The different colonies of Dimapur Town remained submerged during 11th - 24th September 2008. This includes Dobhinalla, Super market, Nagarjan, Burma Camp, Walford, Sachu Colony, Nagagaon, Khermahal, Netaji Colony, Naharbari and Airport Areas. Examinations that were going on during this time were badly affected.

Due to the incessant rain which recorded from 1st to 3rd August 2018 (492 mm rainfall) floods was caused in parts of Dimapur which disrupted normal activities. The flood also caused a casualty in Dimapur (1 dead) at Netaji colony. Heavy Rains eroded the soil which destroyed properties and houses. In the midst of these natural calamities, a fire broke out at a city kart shop near Dhobinala around 9pm on 1st August due to the circuit caused by the flood. The cultivated areas in parts of Dimapur have also been destroyed. Many roads within the city of Dimapur and the surrounding areas in the district were severely damaged.

Fire disaster is the most common disaster in Nagaland. During the Indo-Naga conflict, many villages were razed to the ground.
On the 23rd of April 2008 the biggest fire disaster in memory affected Nagarjan Colony in Dimapur. Two precious lives were lost, while 310 houses were burned to ashes. Property worth more than 1 crore was burned to ashes.

On Jan 29th 2008, 100 houses along with 8 garages were burned to ashes in Golaghat Road. Property worth 1crore was charred down.

On the 28th April 2009- 30 houses were burned in K. Sachu Colony, Ward 14 Dimapur. Many families were rendered homeless and property worth Rs.31,00,000 burned.

On the 6th Feb 2009 52 houses were razed by fire in Naharbari Colony. Property worth 20 lakhs was burned.

During 2nd April 2019, fire broke out in Selouphe colony, Dimapur and two children lives were lost. On the night of 27th May 2019, around 15 houses were completely razed in a fire in Kuda village, Dimapur. As per Fire & Emergency Services personnel, the fire started at around 10:00 pm at Kuda B Khel destroying a row of houses before it was brought under control.While there was no report of any human casualty, property estimated to be around Rs. 5 lakhs was destroyed. Residents of the locality said that the families affected by the fire could not save or retrieve any personal belongings, including school books of their children. 

Windstorm/Hailstorm/Heavy Rainfall
Windstorm/Hailstorm is a major disaster that keeps affecting Nagaland especially during the monsoon.
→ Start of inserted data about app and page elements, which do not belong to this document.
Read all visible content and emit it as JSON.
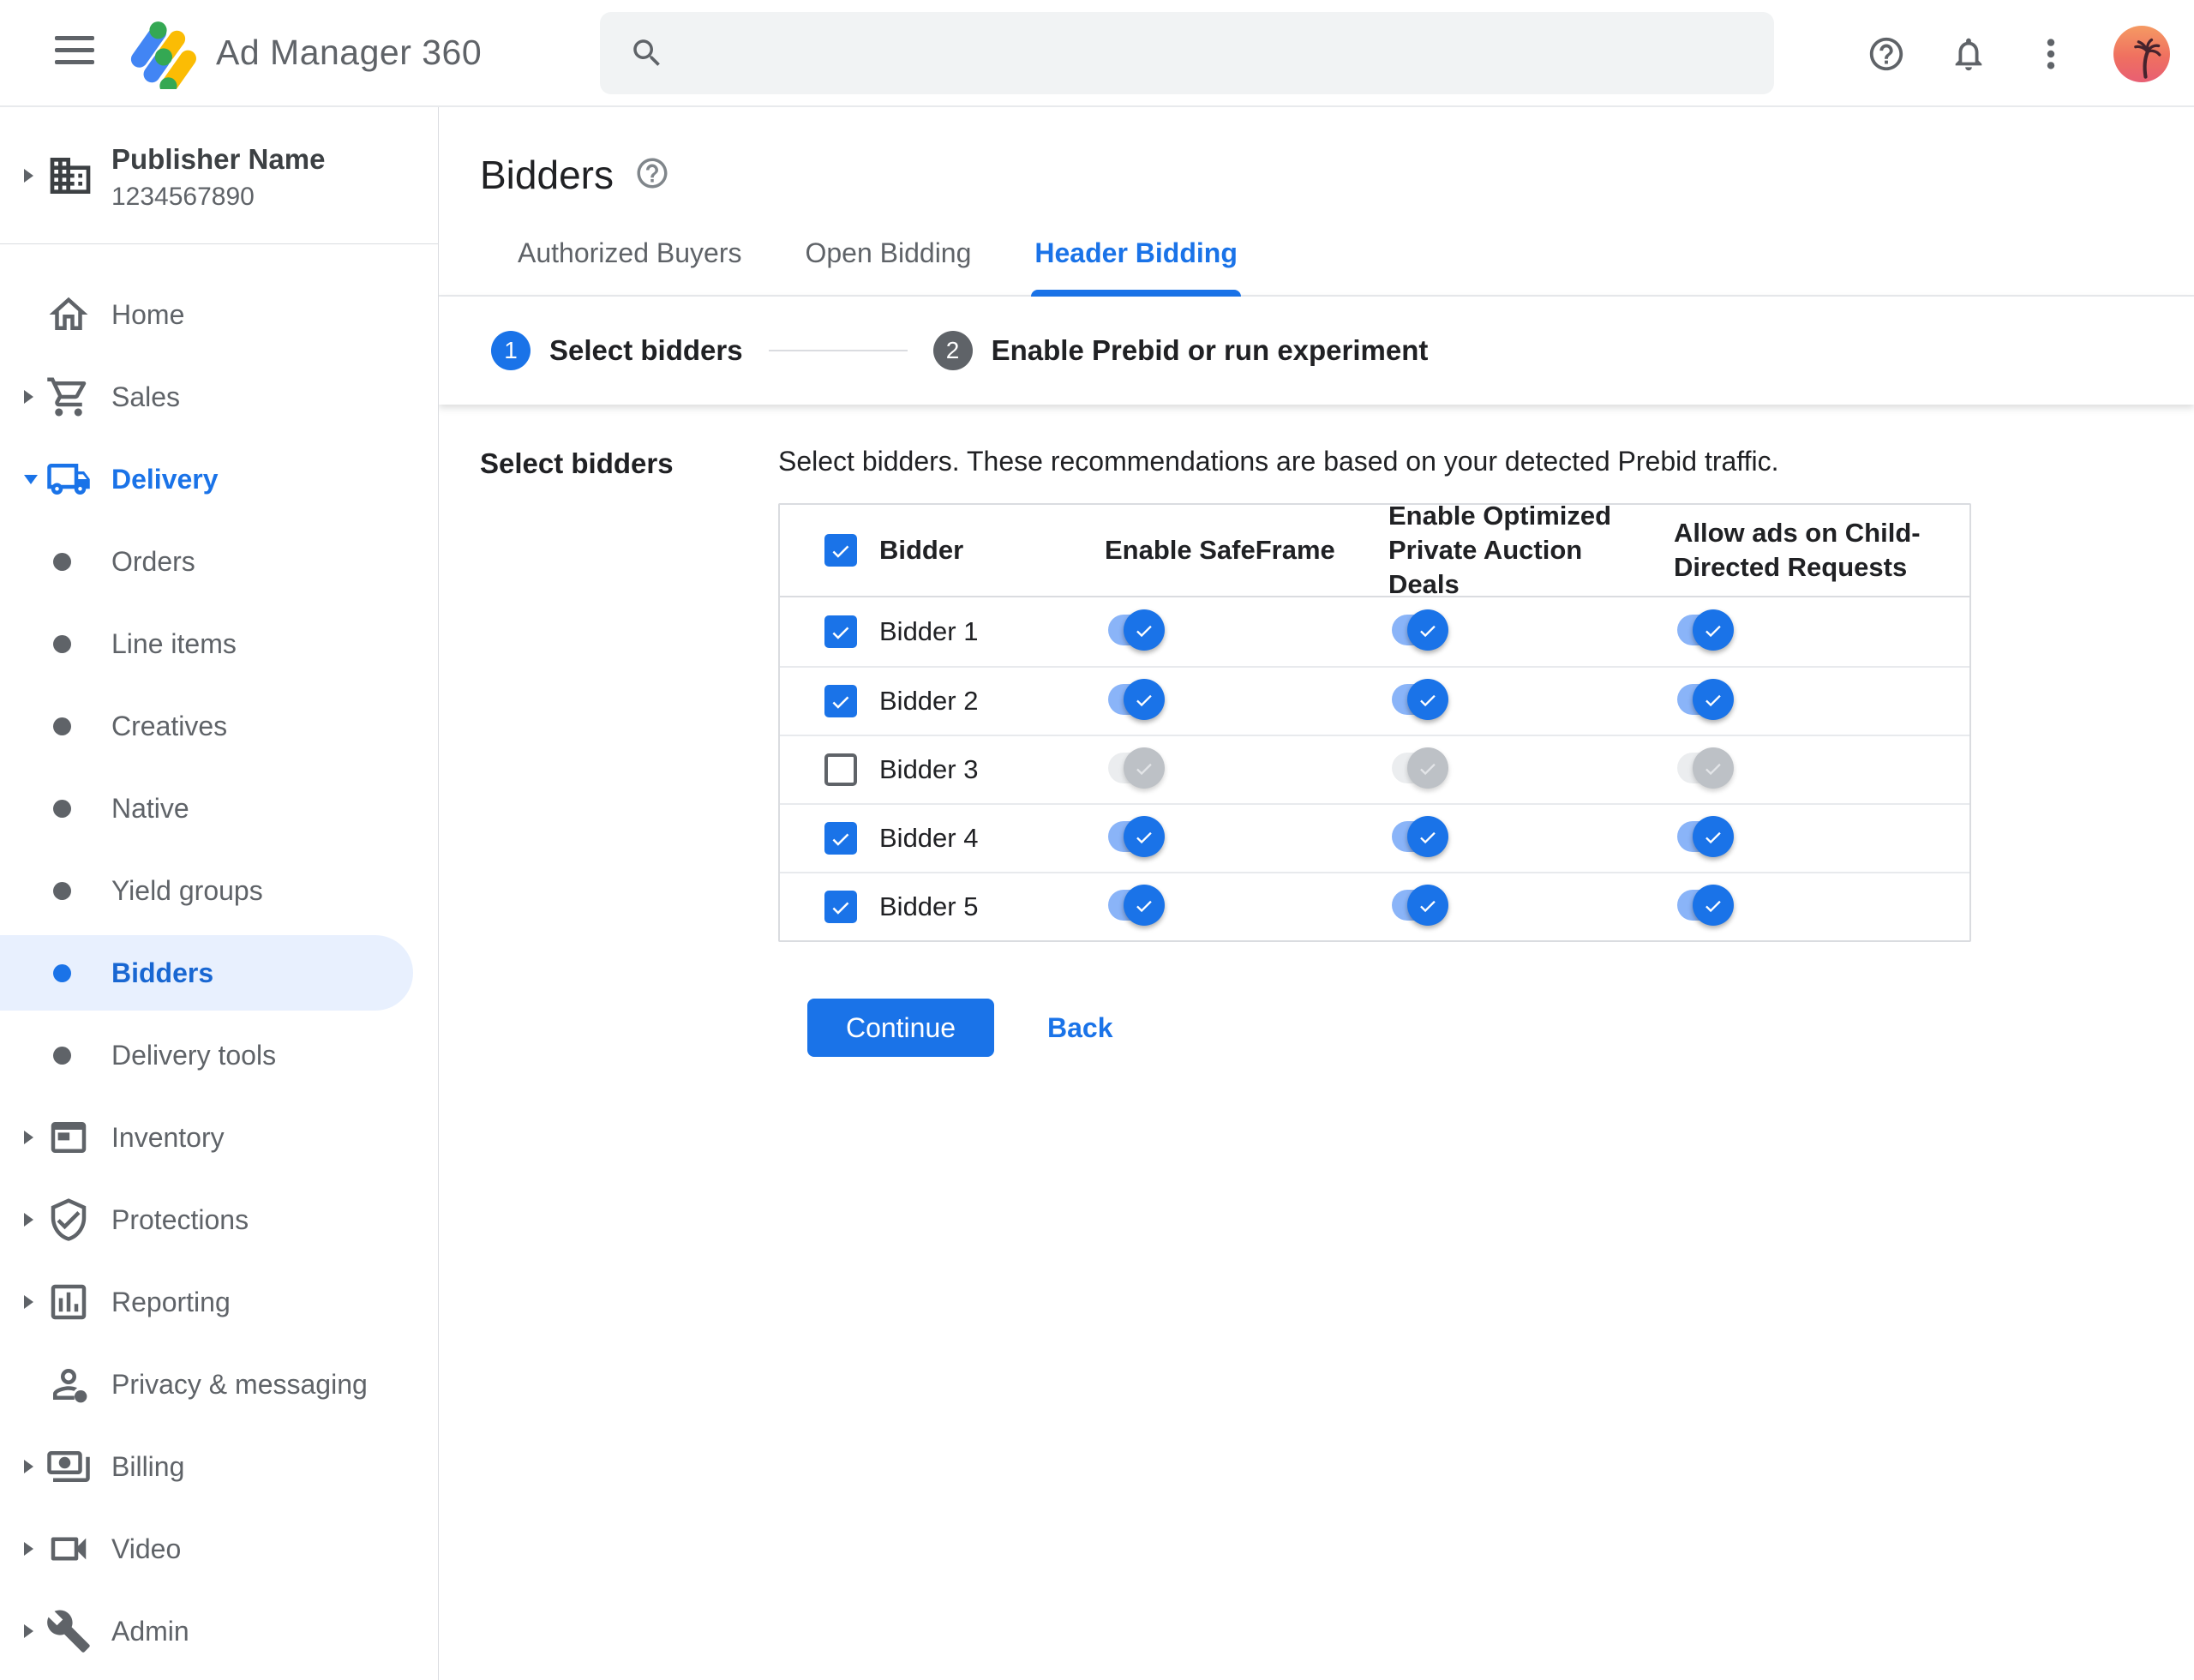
{
  "topbar": {
    "app_title": "Ad Manager 360",
    "search_placeholder": ""
  },
  "sidebar": {
    "publisher": {
      "name": "Publisher Name",
      "id": "1234567890"
    },
    "items": [
      {
        "label": "Home",
        "type": "section",
        "icon": "house"
      },
      {
        "label": "Sales",
        "type": "section",
        "icon": "shopping-cart",
        "arrow": true
      },
      {
        "label": "Delivery",
        "type": "section",
        "icon": "truck",
        "arrow": true,
        "expanded": true
      },
      {
        "label": "Orders",
        "type": "sub"
      },
      {
        "label": "Line items",
        "type": "sub"
      },
      {
        "label": "Creatives",
        "type": "sub"
      },
      {
        "label": "Native",
        "type": "sub"
      },
      {
        "label": "Yield groups",
        "type": "sub"
      },
      {
        "label": "Bidders",
        "type": "sub",
        "active": true
      },
      {
        "label": "Delivery tools",
        "type": "sub"
      },
      {
        "label": "Inventory",
        "type": "section",
        "icon": "ad-unit",
        "arrow": true
      },
      {
        "label": "Protections",
        "type": "section",
        "icon": "shield-check",
        "arrow": true
      },
      {
        "label": "Reporting",
        "type": "section",
        "icon": "bar-chart",
        "arrow": true
      },
      {
        "label": "Privacy & messaging",
        "type": "section",
        "icon": "person"
      },
      {
        "label": "Billing",
        "type": "section",
        "icon": "payments",
        "arrow": true
      },
      {
        "label": "Video",
        "type": "section",
        "icon": "video-camera",
        "arrow": true
      },
      {
        "label": "Admin",
        "type": "section",
        "icon": "wrench",
        "arrow": true
      }
    ]
  },
  "page": {
    "title": "Bidders",
    "tabs": [
      {
        "label": "Authorized Buyers",
        "active": false
      },
      {
        "label": "Open Bidding",
        "active": false
      },
      {
        "label": "Header Bidding",
        "active": true
      }
    ]
  },
  "stepper": {
    "steps": [
      {
        "number": "1",
        "label": "Select bidders",
        "state": "active"
      },
      {
        "number": "2",
        "label": "Enable Prebid or run experiment",
        "state": "upcoming"
      }
    ]
  },
  "content": {
    "section_label": "Select bidders",
    "description": "Select bidders. These recommendations are based on your detected Prebid traffic.",
    "table": {
      "select_all_checked": true,
      "columns": [
        "Bidder",
        "Enable SafeFrame",
        "Enable Optimized Private Auction Deals",
        "Allow ads on Child-Directed Requests"
      ],
      "rows": [
        {
          "name": "Bidder 1",
          "selected": true,
          "enable_safeframe": true,
          "enable_optimized_private_auction_deals": true,
          "allow_ads_child_directed": true
        },
        {
          "name": "Bidder 2",
          "selected": true,
          "enable_safeframe": true,
          "enable_optimized_private_auction_deals": true,
          "allow_ads_child_directed": true
        },
        {
          "name": "Bidder 3",
          "selected": false,
          "enable_safeframe": false,
          "enable_optimized_private_auction_deals": false,
          "allow_ads_child_directed": false
        },
        {
          "name": "Bidder 4",
          "selected": true,
          "enable_safeframe": true,
          "enable_optimized_private_auction_deals": true,
          "allow_ads_child_directed": true
        },
        {
          "name": "Bidder 5",
          "selected": true,
          "enable_safeframe": true,
          "enable_optimized_private_auction_deals": true,
          "allow_ads_child_directed": true
        }
      ]
    },
    "actions": {
      "continue_label": "Continue",
      "back_label": "Back"
    }
  },
  "colors": {
    "primary": "#1a73e8",
    "active_item_text": "#1967d2",
    "active_item_bg": "#e8f0fe",
    "text_dark": "#202124",
    "text_gray": "#5f6368",
    "border": "#dadce0",
    "row_border": "#e8eaed",
    "toggle_track_on": "#8ab4f8",
    "toggle_track_off": "#ebedef",
    "toggle_knob_off": "#bdc1c6",
    "search_bg": "#f1f3f4",
    "logo_blue": "#4285f4",
    "logo_yellow": "#fbbc04",
    "logo_green": "#34a853"
  }
}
A total of 3759 houses were damaged during the year 2016 that ravaged different parts of Nagaland. In Mokokchung district, hailstorm/windstorm incidents caused damages to 1,382 houses of which 283 kutcha houses were completely damaged, 280 kutcha houses severely damaged, and 746 kutcha houses were partially damaged. In Longleng district, hailstorm incidents affected 34 villages from five circles namely, Yachem, Sakshi, Yongnyah Sadar and Longleng. The devastation left 342 partially damaged houses, 245 severely damaged houses and 56 fully damaged houses. In Wokha district, 449 houses were damaged by incidents of hailstorm/windstorm. Damages were also caused to infrastructure and plantations. In Kohima, heavy rainfall accompanied by strong winds damaged six houses in Chiechema and Phezha under Kohima district besides damaging electrical post, power lines, uprooting trees along the NH-2 and even the roof top of two houses were also blown away.
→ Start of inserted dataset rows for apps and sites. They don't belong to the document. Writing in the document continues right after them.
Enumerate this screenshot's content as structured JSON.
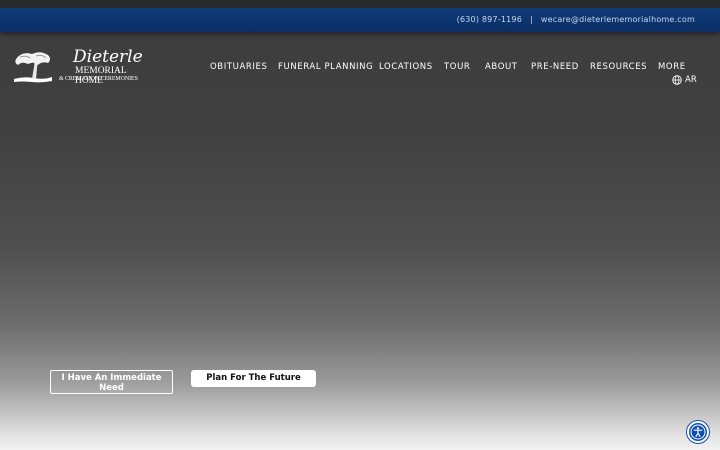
{
  "topbar": {
    "phone": "(630) 897-1196",
    "separator": "|",
    "email": "wecare@dieterlememorialhome.com"
  },
  "logo": {
    "name": "Dieterle",
    "line1": "MEMORIAL HOME",
    "line2": "& CREMATION CEREMONIES"
  },
  "nav": {
    "items": [
      {
        "label": "OBITUARIES"
      },
      {
        "label": "FUNERAL PLANNING"
      },
      {
        "label": "LOCATIONS"
      },
      {
        "label": "TOUR"
      },
      {
        "label": "ABOUT"
      },
      {
        "label": "PRE-NEED"
      },
      {
        "label": "RESOURCES"
      },
      {
        "label": "MORE"
      }
    ],
    "language": "AR"
  },
  "hero": {
    "immediate_need_label": "I Have An Immediate Need",
    "plan_future_label": "Plan For The Future"
  },
  "colors": {
    "topbar_blue": "#0b2f66",
    "accessibility_blue": "#0f4fb0"
  },
  "icons": [
    "globe-icon",
    "accessibility-icon",
    "tree-logo-icon"
  ]
}
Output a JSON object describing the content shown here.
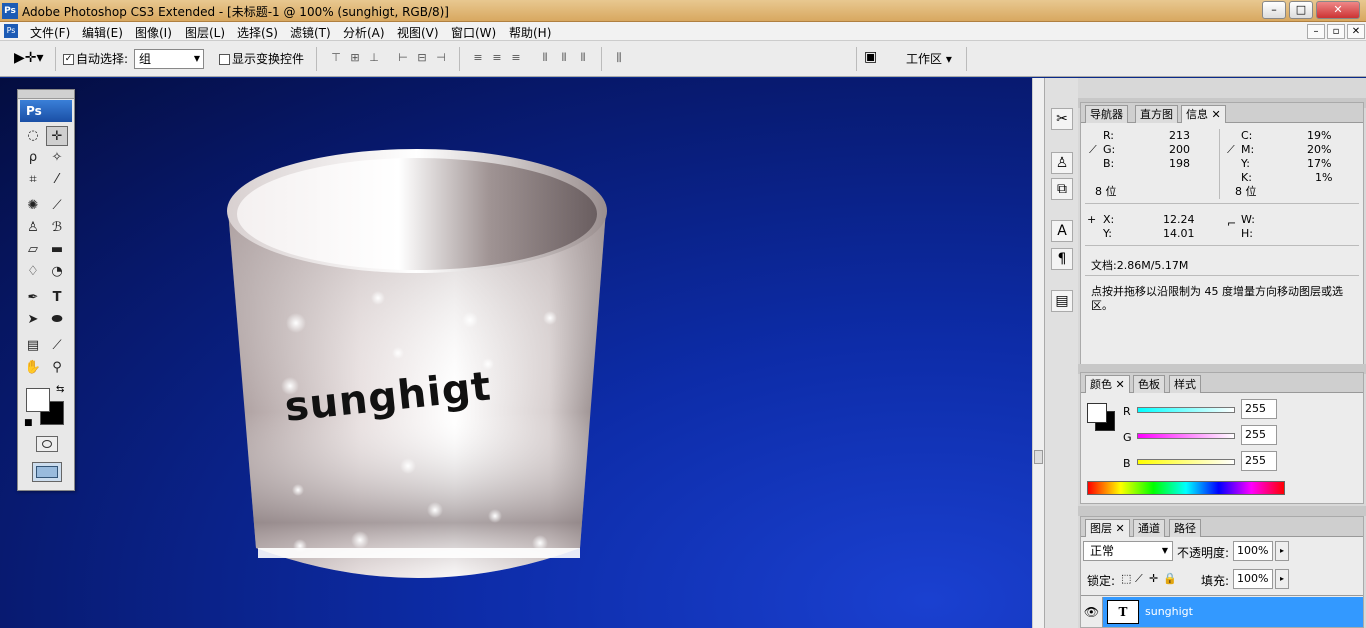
{
  "titlebar": {
    "logo": "Ps",
    "title": "Adobe Photoshop CS3 Extended - [未标题-1 @ 100% (sunghigt, RGB/8)]",
    "minimize": "–",
    "maximize": "□",
    "close": "✕"
  },
  "menubar": {
    "items": [
      "文件(F)",
      "编辑(E)",
      "图像(I)",
      "图层(L)",
      "选择(S)",
      "滤镜(T)",
      "分析(A)",
      "视图(V)",
      "窗口(W)",
      "帮助(H)"
    ]
  },
  "options": {
    "auto_select_label": "自动选择:",
    "auto_select_value": "组",
    "show_transform_label": "显示变换控件",
    "workspace_label": "工作区 ▾"
  },
  "toolbox": {
    "logo": "Ps"
  },
  "canvas": {
    "cup_text": "sunghigt"
  },
  "info_panel": {
    "tabs": [
      "导航器",
      "直方图",
      "信息"
    ],
    "r_label": "R:",
    "r_value": "213",
    "g_label": "G:",
    "g_value": "200",
    "b_label": "B:",
    "b_value": "198",
    "c_label": "C:",
    "c_value": "19%",
    "m_label": "M:",
    "m_value": "20%",
    "y_label": "Y:",
    "y_value": "17%",
    "k_label": "K:",
    "k_value": "1%",
    "bit_left": "8 位",
    "bit_right": "8 位",
    "x_label": "X:",
    "x_value": "12.24",
    "yy_label": "Y:",
    "yy_value": "14.01",
    "w_label": "W:",
    "h_label": "H:",
    "doc_size": "文档:2.86M/5.17M",
    "hint": "点按并拖移以沿限制为 45 度增量方向移动图层或选区。"
  },
  "color_panel": {
    "tabs": [
      "颜色",
      "色板",
      "样式"
    ],
    "r_label": "R",
    "r_value": "255",
    "g_label": "G",
    "g_value": "255",
    "b_label": "B",
    "b_value": "255"
  },
  "layers_panel": {
    "tabs": [
      "图层",
      "通道",
      "路径"
    ],
    "blend_mode": "正常",
    "opacity_label": "不透明度:",
    "opacity_value": "100%",
    "lock_label": "锁定:",
    "fill_label": "填充:",
    "fill_value": "100%",
    "layer_name": "sunghigt",
    "layer_thumb": "T"
  },
  "colors": {
    "selection_blue": "#3399ff"
  }
}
During July 2018, Kiphire district became inaccessible to the rest of the state after all the roads leading to the district were completely cut off in multiple locations owing to incessant rains. At this time, Kiphire has food stock to last for couple of days and rationing has been imposed for both foods and petroleum products. The Home Department tied up with the Central Ministry of Home Affairs for airlifting essential commodities to the cut off areas.
It has been passed down by our ancestors that droughts have occurred in Nagaland in the past. However there are no documents and records to prove them. 2009 is the first year that Nagaland is facing a drought like situation in 3 districts of the state namely Peren, Dimapur and Mon. Jalukie valley in Peren District, which is called the ‘Rice bowl of Nagaland’ has been very badly affected by drought this year. Huge areas of paddy cultivable land have been left because of shortage of water.

Disaster In Nagaland